The most prominent challenge of quantum computing is the complexity and cost of developing this technology. According to information from SEEQC, just one qubit costs around $10,000. Based on data by PureVPN, a portable quantum computer with two qubits costs around $5000, while one with 200 qubits is about $15 million. Furthermore, implementing a quantum computing campaign to solve just one problem would cost over $10 billion. Ultimately, the high cost of quantum computing makes it an inaccessible option for many businesses.

**Inadequately Trained Staff**

Another obvious drawback of quantum computing is a lack of adequately trained experts. Because this technology is new and highly complex, it may prove challenging for even the most experienced programmers.

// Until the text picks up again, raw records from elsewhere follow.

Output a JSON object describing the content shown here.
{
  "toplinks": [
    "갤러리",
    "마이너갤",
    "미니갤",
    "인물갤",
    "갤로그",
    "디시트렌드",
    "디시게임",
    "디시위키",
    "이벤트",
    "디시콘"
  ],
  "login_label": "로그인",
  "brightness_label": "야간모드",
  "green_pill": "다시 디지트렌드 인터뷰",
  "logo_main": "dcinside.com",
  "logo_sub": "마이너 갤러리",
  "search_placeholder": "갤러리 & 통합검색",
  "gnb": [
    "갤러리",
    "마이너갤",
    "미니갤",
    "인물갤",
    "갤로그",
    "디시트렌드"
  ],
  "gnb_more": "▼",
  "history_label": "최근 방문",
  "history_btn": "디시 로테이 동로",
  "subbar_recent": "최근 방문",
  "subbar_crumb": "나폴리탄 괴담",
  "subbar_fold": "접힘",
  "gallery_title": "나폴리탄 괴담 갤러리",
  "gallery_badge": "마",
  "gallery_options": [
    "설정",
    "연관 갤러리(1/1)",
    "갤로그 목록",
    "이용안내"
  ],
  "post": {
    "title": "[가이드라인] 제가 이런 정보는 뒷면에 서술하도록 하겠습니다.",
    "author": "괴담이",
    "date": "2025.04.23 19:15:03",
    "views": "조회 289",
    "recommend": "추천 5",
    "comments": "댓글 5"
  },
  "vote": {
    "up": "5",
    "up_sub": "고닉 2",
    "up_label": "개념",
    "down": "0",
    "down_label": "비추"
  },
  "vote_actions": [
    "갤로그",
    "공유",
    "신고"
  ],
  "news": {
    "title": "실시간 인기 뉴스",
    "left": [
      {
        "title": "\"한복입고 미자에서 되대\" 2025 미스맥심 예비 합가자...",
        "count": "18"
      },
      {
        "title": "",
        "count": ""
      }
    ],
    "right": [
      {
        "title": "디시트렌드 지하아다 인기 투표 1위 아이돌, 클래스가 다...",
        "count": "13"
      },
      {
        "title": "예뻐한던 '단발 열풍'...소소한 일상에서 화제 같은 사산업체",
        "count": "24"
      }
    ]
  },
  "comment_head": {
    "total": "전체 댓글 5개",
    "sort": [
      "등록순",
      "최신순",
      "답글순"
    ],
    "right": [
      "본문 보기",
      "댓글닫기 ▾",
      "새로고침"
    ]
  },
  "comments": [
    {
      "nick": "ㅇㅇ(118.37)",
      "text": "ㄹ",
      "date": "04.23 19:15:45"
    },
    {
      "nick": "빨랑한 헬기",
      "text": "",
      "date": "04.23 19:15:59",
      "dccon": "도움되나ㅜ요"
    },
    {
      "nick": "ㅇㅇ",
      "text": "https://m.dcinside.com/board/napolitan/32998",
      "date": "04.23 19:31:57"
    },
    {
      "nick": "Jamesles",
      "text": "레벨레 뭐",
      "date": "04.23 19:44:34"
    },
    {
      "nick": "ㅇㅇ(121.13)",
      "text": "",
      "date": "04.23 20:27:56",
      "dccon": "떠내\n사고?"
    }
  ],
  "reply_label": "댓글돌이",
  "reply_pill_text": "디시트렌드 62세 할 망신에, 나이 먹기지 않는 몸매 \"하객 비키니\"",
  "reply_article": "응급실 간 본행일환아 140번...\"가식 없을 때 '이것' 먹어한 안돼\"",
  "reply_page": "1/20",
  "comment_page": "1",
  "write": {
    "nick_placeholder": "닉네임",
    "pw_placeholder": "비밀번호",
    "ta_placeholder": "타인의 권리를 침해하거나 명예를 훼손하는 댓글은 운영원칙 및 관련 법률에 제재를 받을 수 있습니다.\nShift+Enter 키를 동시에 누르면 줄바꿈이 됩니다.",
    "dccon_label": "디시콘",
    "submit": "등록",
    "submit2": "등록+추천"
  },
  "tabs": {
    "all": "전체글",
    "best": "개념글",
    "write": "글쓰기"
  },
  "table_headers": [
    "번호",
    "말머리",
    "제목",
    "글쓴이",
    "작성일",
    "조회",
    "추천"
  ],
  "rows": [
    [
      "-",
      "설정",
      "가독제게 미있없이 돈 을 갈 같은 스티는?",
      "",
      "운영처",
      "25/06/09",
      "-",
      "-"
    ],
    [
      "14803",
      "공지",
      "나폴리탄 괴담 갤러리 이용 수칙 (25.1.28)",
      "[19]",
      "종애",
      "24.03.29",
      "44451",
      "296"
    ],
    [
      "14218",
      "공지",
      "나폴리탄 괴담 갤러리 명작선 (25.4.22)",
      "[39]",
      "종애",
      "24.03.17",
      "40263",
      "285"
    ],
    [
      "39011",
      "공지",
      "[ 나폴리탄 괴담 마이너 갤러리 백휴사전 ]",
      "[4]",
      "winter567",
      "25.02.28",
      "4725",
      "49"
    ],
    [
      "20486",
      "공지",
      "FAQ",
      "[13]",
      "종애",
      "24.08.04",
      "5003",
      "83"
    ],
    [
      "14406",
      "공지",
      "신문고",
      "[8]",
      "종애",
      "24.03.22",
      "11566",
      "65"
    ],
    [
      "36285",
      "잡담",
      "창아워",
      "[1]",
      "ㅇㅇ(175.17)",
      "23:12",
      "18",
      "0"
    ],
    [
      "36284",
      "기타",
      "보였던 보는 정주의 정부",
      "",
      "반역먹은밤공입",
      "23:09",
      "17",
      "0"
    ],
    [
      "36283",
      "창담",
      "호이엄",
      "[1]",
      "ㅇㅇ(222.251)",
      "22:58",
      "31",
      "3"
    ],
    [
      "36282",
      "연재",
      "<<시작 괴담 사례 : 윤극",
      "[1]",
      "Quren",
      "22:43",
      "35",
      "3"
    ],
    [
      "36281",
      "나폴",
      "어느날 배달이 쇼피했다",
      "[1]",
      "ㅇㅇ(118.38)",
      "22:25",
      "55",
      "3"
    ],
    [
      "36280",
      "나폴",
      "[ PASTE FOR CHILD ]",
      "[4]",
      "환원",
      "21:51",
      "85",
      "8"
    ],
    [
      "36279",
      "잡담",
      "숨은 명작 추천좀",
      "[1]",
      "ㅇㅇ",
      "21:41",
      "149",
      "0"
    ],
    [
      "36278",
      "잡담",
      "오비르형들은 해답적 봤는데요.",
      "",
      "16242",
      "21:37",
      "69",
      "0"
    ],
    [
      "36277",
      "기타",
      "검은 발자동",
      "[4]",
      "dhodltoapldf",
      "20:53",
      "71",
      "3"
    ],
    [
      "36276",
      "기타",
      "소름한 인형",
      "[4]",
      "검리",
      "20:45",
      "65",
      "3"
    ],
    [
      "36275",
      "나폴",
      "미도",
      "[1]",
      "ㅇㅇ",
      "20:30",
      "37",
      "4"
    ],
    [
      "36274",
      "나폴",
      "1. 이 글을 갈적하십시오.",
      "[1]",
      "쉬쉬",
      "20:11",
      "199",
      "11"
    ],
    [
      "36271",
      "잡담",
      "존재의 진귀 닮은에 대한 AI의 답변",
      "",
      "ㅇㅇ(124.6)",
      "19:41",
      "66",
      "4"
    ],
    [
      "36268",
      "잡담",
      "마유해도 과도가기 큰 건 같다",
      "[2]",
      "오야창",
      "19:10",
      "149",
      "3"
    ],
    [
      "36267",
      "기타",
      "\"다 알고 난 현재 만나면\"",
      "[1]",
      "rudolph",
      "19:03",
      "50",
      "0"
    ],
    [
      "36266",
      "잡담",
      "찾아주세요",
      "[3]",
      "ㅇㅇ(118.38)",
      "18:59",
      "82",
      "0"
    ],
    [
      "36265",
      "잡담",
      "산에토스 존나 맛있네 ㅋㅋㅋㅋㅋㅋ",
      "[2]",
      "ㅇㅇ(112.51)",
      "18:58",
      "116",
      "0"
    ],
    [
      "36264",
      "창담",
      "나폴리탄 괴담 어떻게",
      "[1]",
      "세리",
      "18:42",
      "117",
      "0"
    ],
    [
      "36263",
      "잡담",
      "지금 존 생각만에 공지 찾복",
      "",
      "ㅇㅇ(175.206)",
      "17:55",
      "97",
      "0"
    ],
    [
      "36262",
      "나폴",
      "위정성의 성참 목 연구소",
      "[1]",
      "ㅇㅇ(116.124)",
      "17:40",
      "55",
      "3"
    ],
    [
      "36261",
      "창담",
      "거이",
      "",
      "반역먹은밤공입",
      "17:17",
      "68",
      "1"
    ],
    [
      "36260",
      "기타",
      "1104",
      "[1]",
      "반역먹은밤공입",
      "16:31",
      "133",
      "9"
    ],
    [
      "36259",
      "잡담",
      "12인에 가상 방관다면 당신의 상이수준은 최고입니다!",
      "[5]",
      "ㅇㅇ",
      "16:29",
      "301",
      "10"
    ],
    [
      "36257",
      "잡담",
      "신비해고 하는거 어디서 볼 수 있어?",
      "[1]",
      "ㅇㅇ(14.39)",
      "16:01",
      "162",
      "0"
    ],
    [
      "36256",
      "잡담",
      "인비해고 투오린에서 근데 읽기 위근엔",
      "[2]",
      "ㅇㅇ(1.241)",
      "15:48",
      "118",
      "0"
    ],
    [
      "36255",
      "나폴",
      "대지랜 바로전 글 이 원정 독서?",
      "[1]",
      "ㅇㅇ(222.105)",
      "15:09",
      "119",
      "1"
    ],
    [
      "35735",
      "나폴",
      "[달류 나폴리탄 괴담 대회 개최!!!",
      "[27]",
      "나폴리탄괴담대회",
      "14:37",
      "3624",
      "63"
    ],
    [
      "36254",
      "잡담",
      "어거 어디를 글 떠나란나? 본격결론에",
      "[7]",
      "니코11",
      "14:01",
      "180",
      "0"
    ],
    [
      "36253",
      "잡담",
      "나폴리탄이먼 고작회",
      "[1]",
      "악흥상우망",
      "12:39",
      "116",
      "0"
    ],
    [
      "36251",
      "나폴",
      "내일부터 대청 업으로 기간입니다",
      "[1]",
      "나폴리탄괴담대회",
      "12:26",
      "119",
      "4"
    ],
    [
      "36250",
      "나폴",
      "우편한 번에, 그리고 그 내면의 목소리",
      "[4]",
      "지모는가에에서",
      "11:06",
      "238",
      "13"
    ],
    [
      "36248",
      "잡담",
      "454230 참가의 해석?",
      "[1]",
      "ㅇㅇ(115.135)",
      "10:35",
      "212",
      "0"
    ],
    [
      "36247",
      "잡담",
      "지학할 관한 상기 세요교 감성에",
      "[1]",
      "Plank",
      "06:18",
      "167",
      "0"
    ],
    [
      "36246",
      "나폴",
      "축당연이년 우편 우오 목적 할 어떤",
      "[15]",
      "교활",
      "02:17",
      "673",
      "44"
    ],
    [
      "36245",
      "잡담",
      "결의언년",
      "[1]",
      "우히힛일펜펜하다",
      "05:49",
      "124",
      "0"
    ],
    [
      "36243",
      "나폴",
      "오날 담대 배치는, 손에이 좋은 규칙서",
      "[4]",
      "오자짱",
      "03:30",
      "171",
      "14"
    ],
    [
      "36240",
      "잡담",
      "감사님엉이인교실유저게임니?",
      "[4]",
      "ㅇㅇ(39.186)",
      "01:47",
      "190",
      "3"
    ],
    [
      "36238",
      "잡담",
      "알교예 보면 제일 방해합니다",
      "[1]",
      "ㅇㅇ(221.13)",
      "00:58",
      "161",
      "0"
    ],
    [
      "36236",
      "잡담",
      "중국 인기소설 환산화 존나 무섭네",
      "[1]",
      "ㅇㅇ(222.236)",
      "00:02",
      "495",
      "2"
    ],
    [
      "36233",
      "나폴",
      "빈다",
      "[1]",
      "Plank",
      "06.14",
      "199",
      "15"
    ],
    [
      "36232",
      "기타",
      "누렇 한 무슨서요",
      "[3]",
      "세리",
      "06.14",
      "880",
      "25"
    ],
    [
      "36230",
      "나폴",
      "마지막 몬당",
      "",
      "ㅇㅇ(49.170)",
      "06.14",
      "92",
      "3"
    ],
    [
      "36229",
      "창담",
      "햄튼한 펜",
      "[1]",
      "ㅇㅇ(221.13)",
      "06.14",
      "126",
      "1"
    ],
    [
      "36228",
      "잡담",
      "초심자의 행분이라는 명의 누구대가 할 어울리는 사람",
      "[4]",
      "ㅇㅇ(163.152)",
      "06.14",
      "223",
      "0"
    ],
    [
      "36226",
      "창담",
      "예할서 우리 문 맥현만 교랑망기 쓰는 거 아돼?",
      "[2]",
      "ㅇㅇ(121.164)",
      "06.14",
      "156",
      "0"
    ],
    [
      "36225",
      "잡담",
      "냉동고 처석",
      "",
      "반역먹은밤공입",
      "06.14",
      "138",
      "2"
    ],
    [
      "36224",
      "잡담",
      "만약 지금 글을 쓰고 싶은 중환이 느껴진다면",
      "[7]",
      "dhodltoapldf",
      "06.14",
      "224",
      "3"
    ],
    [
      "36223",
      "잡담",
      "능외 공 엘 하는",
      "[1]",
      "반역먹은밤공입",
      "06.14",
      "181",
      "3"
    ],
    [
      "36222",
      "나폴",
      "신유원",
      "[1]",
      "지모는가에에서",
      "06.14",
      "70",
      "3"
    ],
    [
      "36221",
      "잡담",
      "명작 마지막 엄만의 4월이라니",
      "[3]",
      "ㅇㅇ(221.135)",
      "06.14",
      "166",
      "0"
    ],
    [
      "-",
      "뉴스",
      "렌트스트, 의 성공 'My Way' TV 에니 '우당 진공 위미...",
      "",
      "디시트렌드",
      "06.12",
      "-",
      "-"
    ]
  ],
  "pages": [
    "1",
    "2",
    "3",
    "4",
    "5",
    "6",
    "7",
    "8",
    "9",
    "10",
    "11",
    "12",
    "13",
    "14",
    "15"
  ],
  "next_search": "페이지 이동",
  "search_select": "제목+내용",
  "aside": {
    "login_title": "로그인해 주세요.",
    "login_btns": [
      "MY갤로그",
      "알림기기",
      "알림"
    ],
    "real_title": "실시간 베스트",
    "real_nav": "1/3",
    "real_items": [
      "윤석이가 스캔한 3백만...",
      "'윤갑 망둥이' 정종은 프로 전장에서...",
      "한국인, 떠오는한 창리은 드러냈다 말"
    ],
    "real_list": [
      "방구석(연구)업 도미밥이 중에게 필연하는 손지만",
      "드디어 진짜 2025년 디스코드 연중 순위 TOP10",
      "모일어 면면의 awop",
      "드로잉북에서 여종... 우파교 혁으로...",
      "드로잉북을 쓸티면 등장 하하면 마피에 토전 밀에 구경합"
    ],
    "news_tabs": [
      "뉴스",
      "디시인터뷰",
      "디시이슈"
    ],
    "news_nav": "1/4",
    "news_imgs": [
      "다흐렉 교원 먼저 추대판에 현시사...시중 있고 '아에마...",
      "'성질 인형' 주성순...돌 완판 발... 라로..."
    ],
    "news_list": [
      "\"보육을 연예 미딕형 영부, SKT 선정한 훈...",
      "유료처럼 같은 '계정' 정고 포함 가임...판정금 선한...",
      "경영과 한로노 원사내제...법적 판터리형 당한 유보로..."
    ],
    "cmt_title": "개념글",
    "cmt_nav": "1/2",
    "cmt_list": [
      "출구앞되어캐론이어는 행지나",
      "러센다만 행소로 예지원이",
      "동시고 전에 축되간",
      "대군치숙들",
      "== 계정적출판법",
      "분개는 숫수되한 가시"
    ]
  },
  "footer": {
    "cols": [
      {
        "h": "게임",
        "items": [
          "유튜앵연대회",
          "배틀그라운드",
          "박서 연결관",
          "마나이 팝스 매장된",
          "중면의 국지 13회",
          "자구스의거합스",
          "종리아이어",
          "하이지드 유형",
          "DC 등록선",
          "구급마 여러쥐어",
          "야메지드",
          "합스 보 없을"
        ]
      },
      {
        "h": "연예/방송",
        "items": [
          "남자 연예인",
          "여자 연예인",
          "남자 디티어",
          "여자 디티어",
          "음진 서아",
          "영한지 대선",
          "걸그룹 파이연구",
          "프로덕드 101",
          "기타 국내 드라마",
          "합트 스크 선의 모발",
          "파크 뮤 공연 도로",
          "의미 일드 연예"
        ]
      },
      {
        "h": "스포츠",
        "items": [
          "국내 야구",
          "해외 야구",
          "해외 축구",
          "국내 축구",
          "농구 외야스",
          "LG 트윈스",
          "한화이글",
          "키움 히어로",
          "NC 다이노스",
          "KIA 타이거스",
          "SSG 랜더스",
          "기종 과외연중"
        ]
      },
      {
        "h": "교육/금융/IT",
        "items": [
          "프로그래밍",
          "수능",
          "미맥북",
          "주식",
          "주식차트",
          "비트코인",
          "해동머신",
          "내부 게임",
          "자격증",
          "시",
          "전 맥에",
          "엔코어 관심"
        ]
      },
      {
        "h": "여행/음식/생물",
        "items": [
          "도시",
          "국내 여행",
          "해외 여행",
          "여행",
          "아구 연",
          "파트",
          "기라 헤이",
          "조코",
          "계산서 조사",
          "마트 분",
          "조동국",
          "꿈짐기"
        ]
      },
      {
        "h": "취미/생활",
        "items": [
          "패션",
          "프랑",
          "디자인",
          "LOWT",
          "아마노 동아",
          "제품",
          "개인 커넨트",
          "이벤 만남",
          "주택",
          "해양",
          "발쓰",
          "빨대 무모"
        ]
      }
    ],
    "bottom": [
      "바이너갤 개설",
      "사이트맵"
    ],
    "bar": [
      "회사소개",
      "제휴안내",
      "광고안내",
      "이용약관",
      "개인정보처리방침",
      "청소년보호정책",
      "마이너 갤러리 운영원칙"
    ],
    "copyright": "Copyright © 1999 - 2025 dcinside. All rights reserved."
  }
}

However, this does not only apply to configuring a quantum computing infrastructure but maintaining it as well—because these computers operate on quantum mechanics, they have many error problems, and it is severely problematic to control this software.

**Incompatible With Current IT Infrastructure **

A third challenge of quantum computing is migrating these computers into your current IT infrastructure—they are too different from traditional computing, which may completely disrupt your existing framework. The high volumes of data processed by quantum computers are too excessive for classical IT infrastructures, and they cannot maintain the load.

## Quantum Computer Applications

Quantum computing is widely used in AI, logistics, drug development, manufacturing, and maintenance, and repairs. Here is how these sectors leverage quantum computers.

**Artificial Intelligence (AI):**Researchers use quantum computing to analyze a wider range of algorithms and produce more accurate results than what traditional and supercomputers deliver.**Logistics:**Businesses can optimize operations by using quantum computing to suggest the fastest routes and provide real-time updates on weather conditions and traffic.**Drug development:**Pharmaceutical scientists can rely on quantum computing for disease research, solubility, dosing optimization, and safety evaluations to predict drug efficacy and toxicity levels.**Manufacturing:**Quantum computing can help smart factories plan more accurately and reduce expenses by assessing all the operations, automation processes, and technologies.**Maintenance and repairs:**Quantum technology can pinpoint software malfunctions and diagnose the best solution for efficient maintenance and repairs.

## In Closing

Quantum computers are much quicker than traditional and supercomputers, as they can process massive volumes of data simultaneously. The phenomena of superposition and entanglement, and qubits, allow quantum computers to solve complex challenges at rapid speed. Additionally, quantum computers are energy efficient and serve several applications, including manufacturing, drug development, logistics, and AI, to name a few. Overall, quantum computing is a powerful technology, but it is not practical for everyday tasks and inaccessible to the public.